(Exercise): Check every line of the data below for the word "Deepleex", then give only the number of lines that have it.

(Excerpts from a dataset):

--

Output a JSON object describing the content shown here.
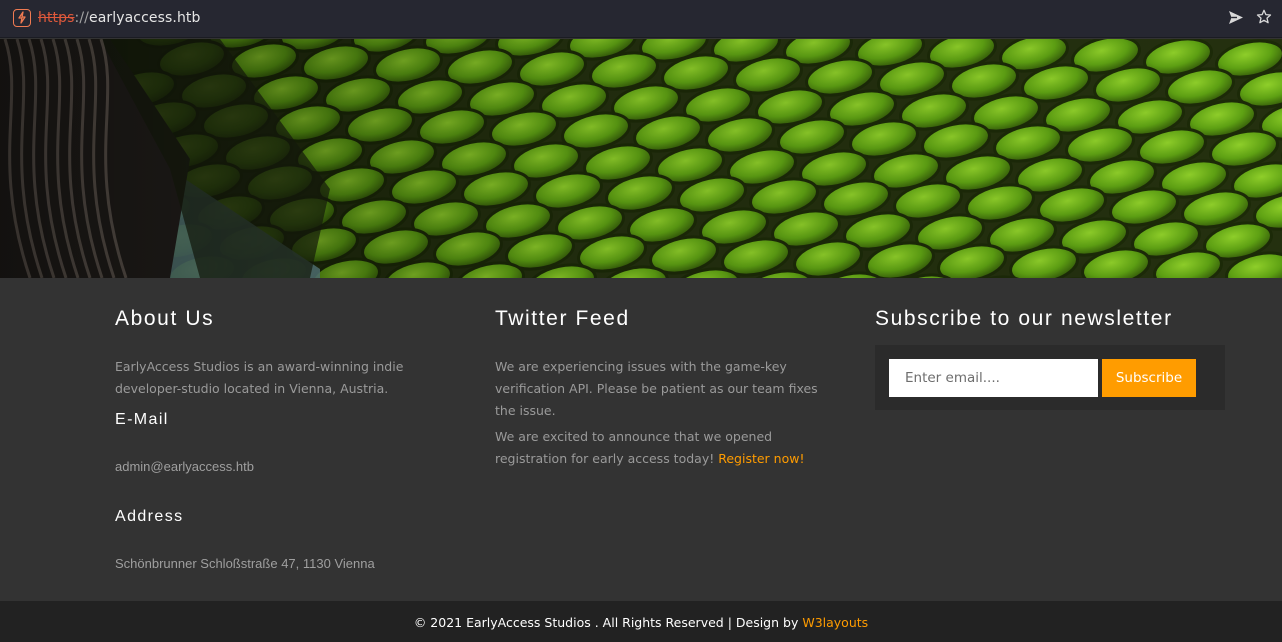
{
  "browser": {
    "url_protocol": "https",
    "url_separator": "://",
    "url_host": "earlyaccess.htb",
    "icons": [
      "site-icon",
      "send-icon",
      "bookmark-star-icon"
    ]
  },
  "hero": {
    "image": "green-reptile-scales-photo"
  },
  "about": {
    "title": "About Us",
    "text": "EarlyAccess Studios is an award-winning indie developer-studio located in Vienna, Austria.",
    "email_heading": "E-Mail",
    "email": "admin@earlyaccess.htb",
    "address_heading": "Address",
    "address": "Schönbrunner Schloßstraße 47, 1130 Vienna"
  },
  "twitter": {
    "title": "Twitter Feed",
    "tweet1": "We are experiencing issues with the game-key verification API. Please be patient as our team fixes the issue.",
    "tweet2": "We are excited to announce that we opened registration for early access today!",
    "tweet2_link": "Register now!"
  },
  "newsletter": {
    "title": "Subscribe to our newsletter",
    "email_placeholder": "Enter email....",
    "button_label": "Subscribe"
  },
  "footer": {
    "copyright": "© 2021 EarlyAccess Studios . All Rights Reserved | Design by",
    "design_link": "W3layouts"
  },
  "colors": {
    "accent": "#ff9c00",
    "background": "#333333",
    "bottom_bar": "#222222",
    "url_bar": "#262731",
    "protocol_strike": "#e0593b"
  }
}
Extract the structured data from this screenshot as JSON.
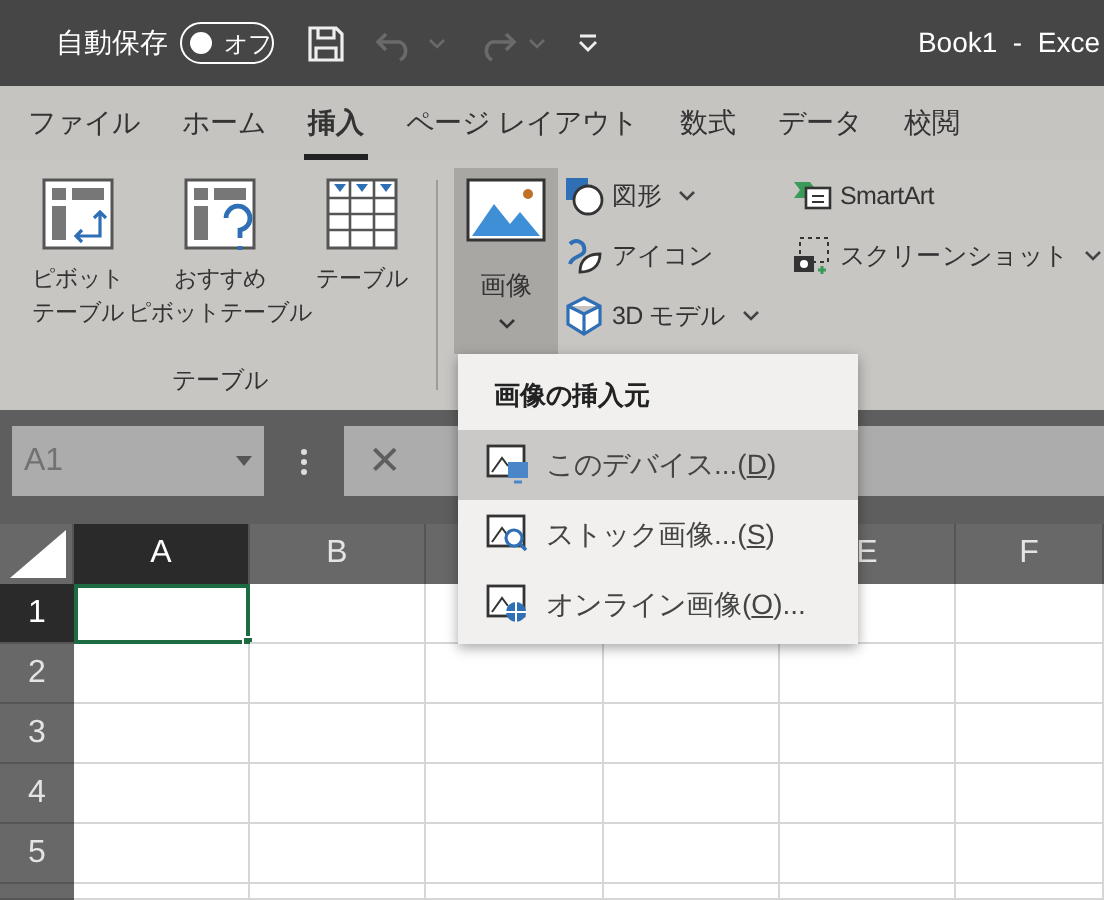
{
  "title_bar": {
    "autosave_label": "自動保存",
    "autosave": {
      "on": false,
      "label": "オフ"
    },
    "undo": {
      "disabled": true
    },
    "redo": {
      "disabled": true
    },
    "title": "Book1  -  Exce"
  },
  "tabs": [
    {
      "label": "ファイル",
      "selected": false
    },
    {
      "label": "ホーム",
      "selected": false
    },
    {
      "label": "挿入",
      "selected": true
    },
    {
      "label": "ページ レイアウト",
      "selected": false
    },
    {
      "label": "数式",
      "selected": false
    },
    {
      "label": "データ",
      "selected": false
    },
    {
      "label": "校閲",
      "selected": false
    }
  ],
  "ribbon": {
    "table_group": {
      "label": "テーブル",
      "buttons": [
        {
          "kind": "pivot",
          "lines": [
            "ピボット",
            "テーブル"
          ]
        },
        {
          "kind": "recommended",
          "lines": [
            "おすすめ",
            "ピボットテーブル"
          ]
        },
        {
          "kind": "table",
          "lines": [
            "テーブル"
          ]
        }
      ]
    },
    "picture_button": {
      "label": "画像",
      "selected": true
    },
    "small_columns": [
      [
        {
          "kind": "shapes",
          "label": "図形",
          "dropdown": true
        },
        {
          "kind": "icons",
          "label": "アイコン",
          "dropdown": false
        },
        {
          "kind": "model3d",
          "label": "3D モデル",
          "dropdown": true
        }
      ],
      [
        {
          "kind": "smartart",
          "label": "SmartArt",
          "dropdown": false
        },
        {
          "kind": "screenshot",
          "label": "スクリーンショット",
          "dropdown": true
        }
      ]
    ]
  },
  "formula_bar": {
    "name_box": "A1",
    "cancel": "✕"
  },
  "sheet": {
    "columns": [
      {
        "label": "A",
        "selected": true
      },
      {
        "label": "B",
        "selected": false
      },
      {},
      {},
      {
        "label": "E",
        "selected": false
      },
      {
        "label": "F",
        "selected": false
      }
    ],
    "rows": [
      {
        "label": "1",
        "selected": true
      },
      {
        "label": "2",
        "selected": false
      },
      {
        "label": "3",
        "selected": false
      },
      {
        "label": "4",
        "selected": false
      },
      {
        "label": "5",
        "selected": false
      }
    ]
  },
  "menu": {
    "title": "画像の挿入元",
    "items": [
      {
        "kind": "device",
        "before": "このデバイス...(",
        "key": "D",
        "after": ")",
        "selected": true
      },
      {
        "kind": "stock",
        "before": "ストック画像...(",
        "key": "S",
        "after": ")",
        "selected": false
      },
      {
        "kind": "online",
        "before": "オンライン画像(",
        "key": "O",
        "after": ")...",
        "selected": false
      }
    ]
  }
}
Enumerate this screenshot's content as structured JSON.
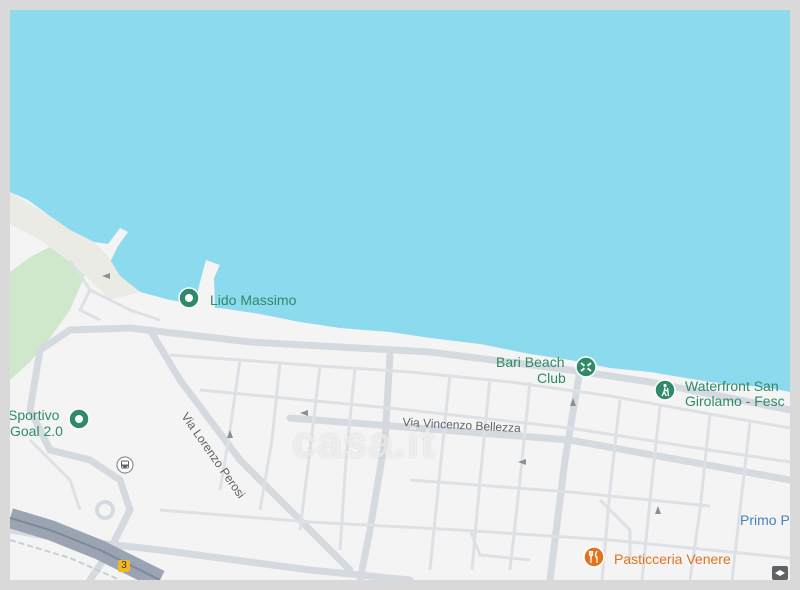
{
  "map": {
    "colors": {
      "sea": "#8cdaee",
      "land": "#f4f4f4",
      "park": "#cfe8cc",
      "road": "#d5dae1",
      "poi_green": "#2f8a67",
      "poi_orange": "#e2721e",
      "rail": "#9aa4b2"
    },
    "places": {
      "lido_massimo": "Lido Massimo",
      "bari_beach_club_line1": "Bari Beach",
      "bari_beach_club_line2": "Club",
      "waterfront_line1": "Waterfront San",
      "waterfront_line2": "Girolamo - Fesc",
      "sportivo_line1": "Sportivo",
      "sportivo_line2": "Goal 2.0",
      "pasticceria": "Pasticceria Venere",
      "primo": "Primo P"
    },
    "streets": {
      "via_vincenzo_bellezza": "Via Vincenzo Bellezza",
      "via_lorenzo_perosi": "Via Lorenzo Perosi"
    },
    "road_shield": "3",
    "watermark": "casa.it",
    "icons": [
      "place-pin-icon",
      "beach-club-icon",
      "hiking-icon",
      "bus-stop-icon",
      "restaurant-icon",
      "layers-icon"
    ]
  }
}
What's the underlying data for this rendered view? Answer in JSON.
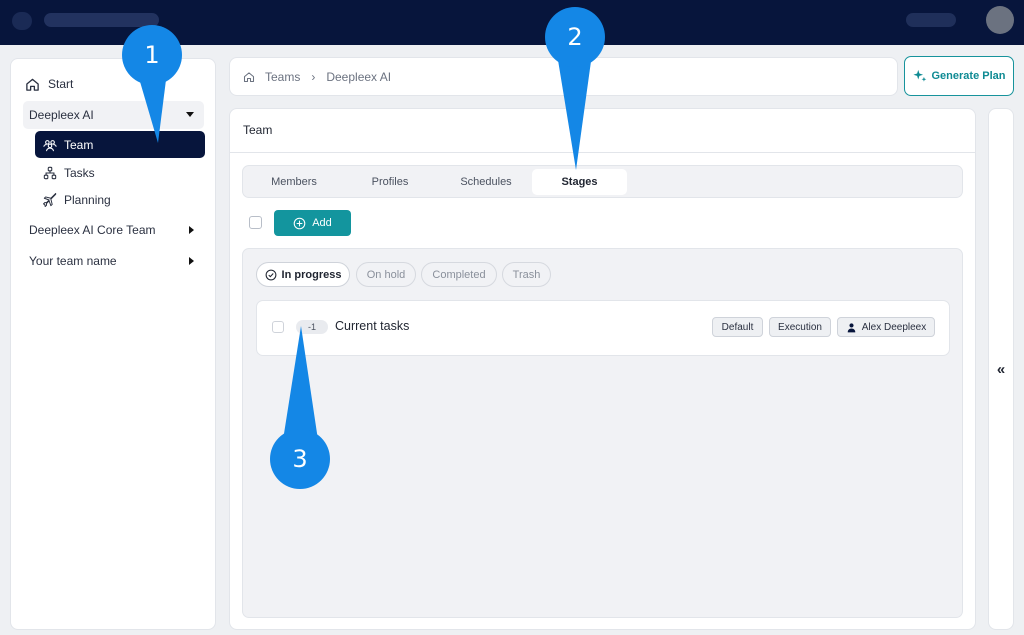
{
  "colors": {
    "topbar": "#07153c",
    "accent": "#13959e",
    "callout": "#1487e6",
    "selected_nav": "#07153c"
  },
  "sidebar": {
    "start": {
      "label": "Start",
      "icon": "home-icon"
    },
    "groups": [
      {
        "label": "Deepleex AI",
        "expanded": true,
        "items": [
          {
            "label": "Team",
            "icon": "team-icon",
            "selected": true
          },
          {
            "label": "Tasks",
            "icon": "tasks-icon"
          },
          {
            "label": "Planning",
            "icon": "plane-icon"
          }
        ]
      },
      {
        "label": "Deepleex AI Core Team",
        "expanded": false
      },
      {
        "label": "Your team name",
        "expanded": false
      }
    ]
  },
  "breadcrumb": {
    "items": [
      "Teams",
      "Deepleex AI"
    ]
  },
  "generate_plan": {
    "label": "Generate Plan"
  },
  "main": {
    "title": "Team",
    "tabs": [
      {
        "label": "Members"
      },
      {
        "label": "Profiles"
      },
      {
        "label": "Schedules"
      },
      {
        "label": "Stages",
        "active": true
      }
    ],
    "add_label": "Add",
    "filters": [
      {
        "label": "In progress",
        "active": true
      },
      {
        "label": "On hold"
      },
      {
        "label": "Completed"
      },
      {
        "label": "Trash"
      }
    ],
    "task": {
      "badge": "-1",
      "title": "Current tasks",
      "tags": [
        "Default",
        "Execution",
        "Alex Deepleex"
      ]
    }
  },
  "collapse": {
    "label": "«"
  },
  "callouts": [
    "1",
    "2",
    "3"
  ]
}
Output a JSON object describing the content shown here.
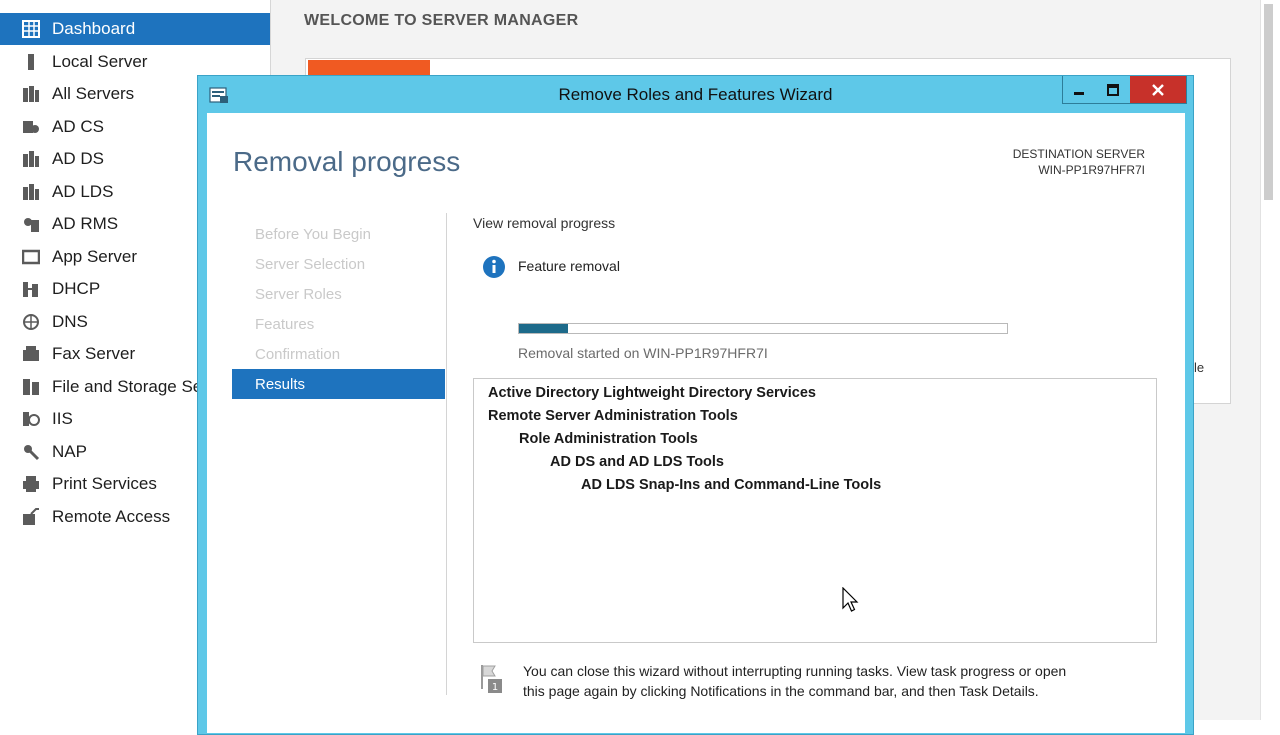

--

(Written reply): 4